Units can be secured in transit using ” twistlock ” points located at each corner of the container. Every container has a unique BIC code painted on the outside for identification and tracking, and is capable of carrying up to 20—25 metric tons. Costs for transport are calculated in twenty-foot equivalent units TEU.
When carried by rail, containers may be carried on flatcars or well cars. The latter are specially designed for container transport, and can accommodate double-stacked containers. However, the loading gauge of a rail system may restrict the modes and types of container shipment.
The smaller loading gauges often found in European railroads will only accommodate single-stacked containers. In some countries, such as the United Kingdom, there are sections of the rail network isp which high-cube containers cannot pass, or can pass through only on well cars.
On the other hand, Indian Railways runs double-stacked containers on flatcars under 25 kV overhead electrical wires. The wires must be at ieo 7. China Railway also runs io containers under overhead wires, but must use well cars to do so, since the is are only 6. Between andan average of 2, containers were reported lost at sea. Containers can also be transported in planes, as seen within intermodal freight transport.
However, transporting containers in this way is typically avoided due to the cost of doing such and the lack of availability of planes which can accommodate such awkwardly sized cargo.
There are special aviation containers, smaller than intermodal containers, called Unit load devices. There are many established methods and materials for stabilizing and securing intermodal containers loaded on ships, as well as the internal cargo inside the boxes.
Conventional restraint methods and materials such as steel strapping and wood blocking and bracing have been around for decades and are still widely used.

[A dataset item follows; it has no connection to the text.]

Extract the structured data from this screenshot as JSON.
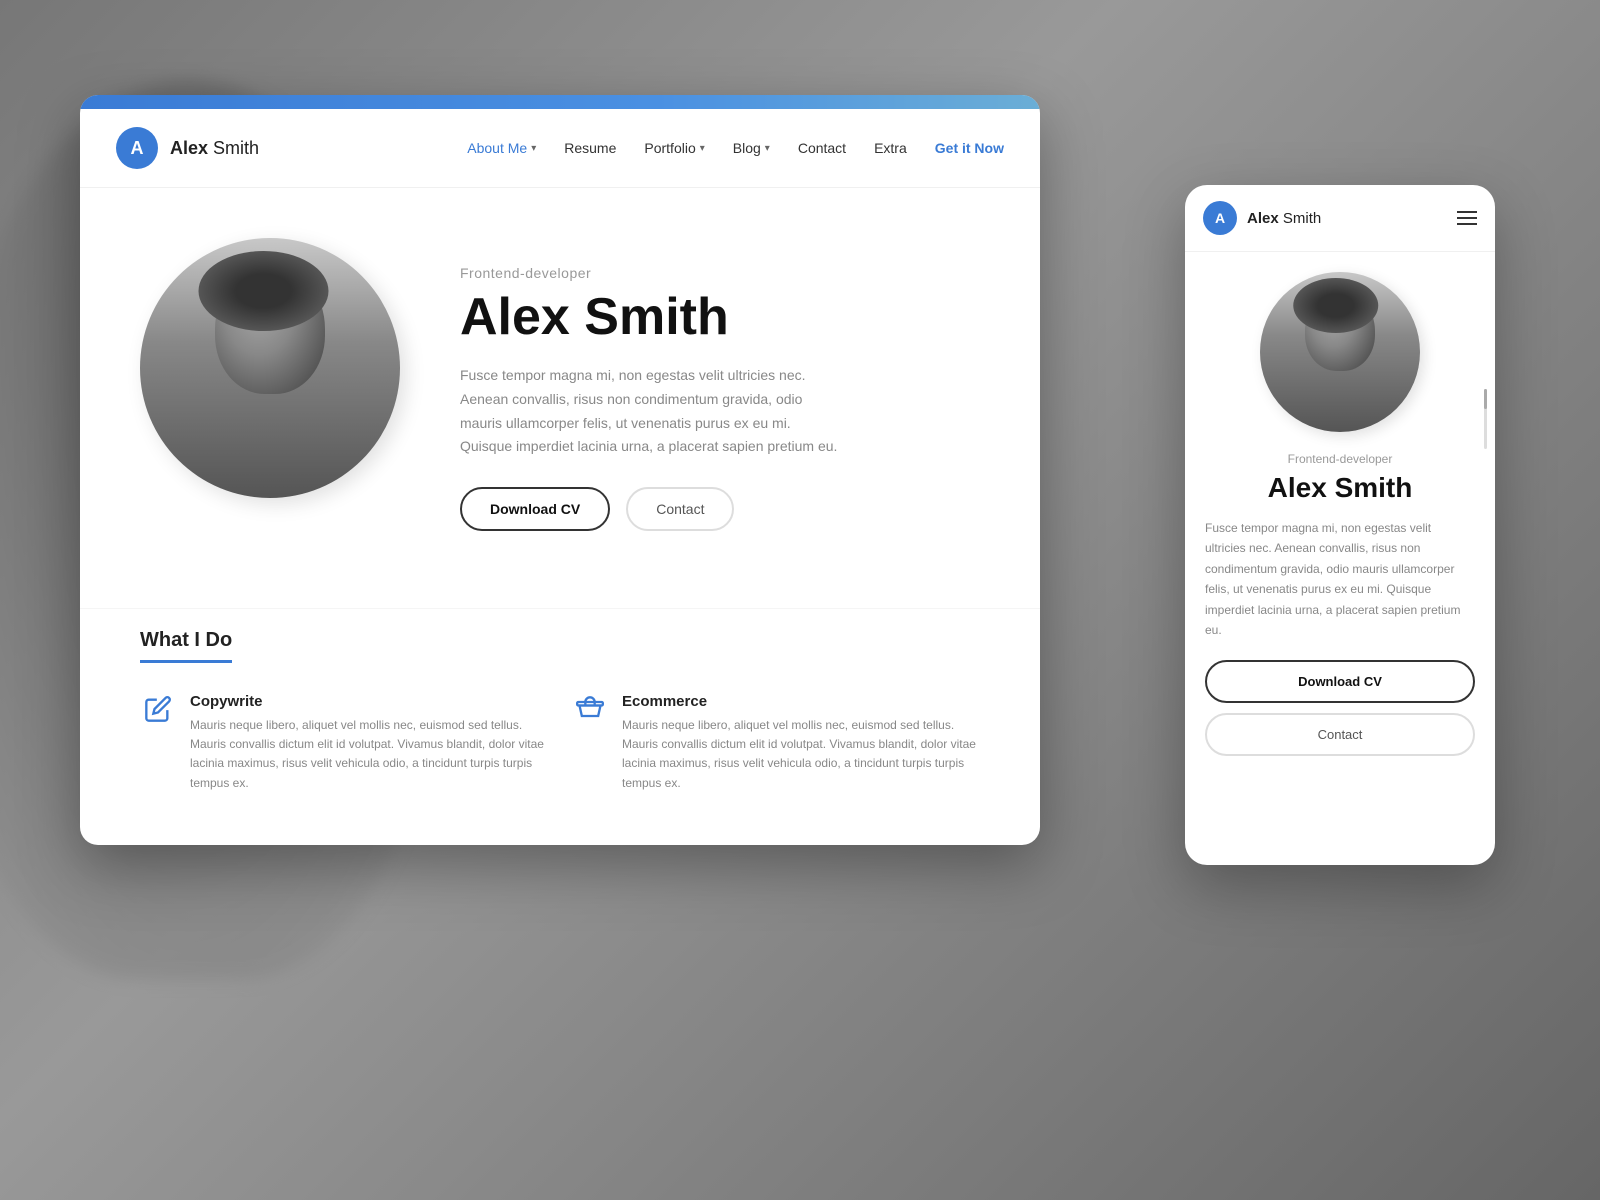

Polyester strapping and lashing, and synthetic webbings are also common today. Dunnage bags also known as “air bags” are used to keep unit loads in place.
Container Handbook – Section Electrical data in accordance with ISO
Flexi-bags can also be directly loaded, stacked in food-grade containers. Indeed, their standard shape 149-62 the entire ground surface of a 20′ ISO container. Dockworkers securing containers on a ship with steel lashing bars and turnbuckles. Intermodal containers which contain valuables can be 149-62 target of break-ins and burglary when left unattended.
In these cases, the container may be fitted with a isp system consisting of a motion detector and panel inside the container. The panel can trigger a siren, strobe, or light to deter intruders, or use a radio signal to alert security guards. Items that were packed incorrectly may come loose and cause a false response from an inside motion detector.
If criminals break in by cutting through a wall of the container, the obstructed motion detector becomes useless. Tomographic motion detectors work well in intermodal containers because they do not require a line of sight to detect motion. The entire container is covered by a volumetric sensing mesh that is not blocked by equipment or inventory.
Tomographic motion detection is not prone to misdetection due to dirt buildup as is the case for beams and infrared sensors. Container-sized units are also often used for moving large pieces of equipment to temporary sites. Specialised containers are particularly attractive to militaries already using containerisation iao move much of their freight around. Shipment of specialized equipment in this way simplifies logistics and may prevent identification of high value equipment by enemies.
Such systems may include command and control facilities, mobile operating theatres  or even missile launchers  such as the Russian 3M Klub surface-to-surface missile.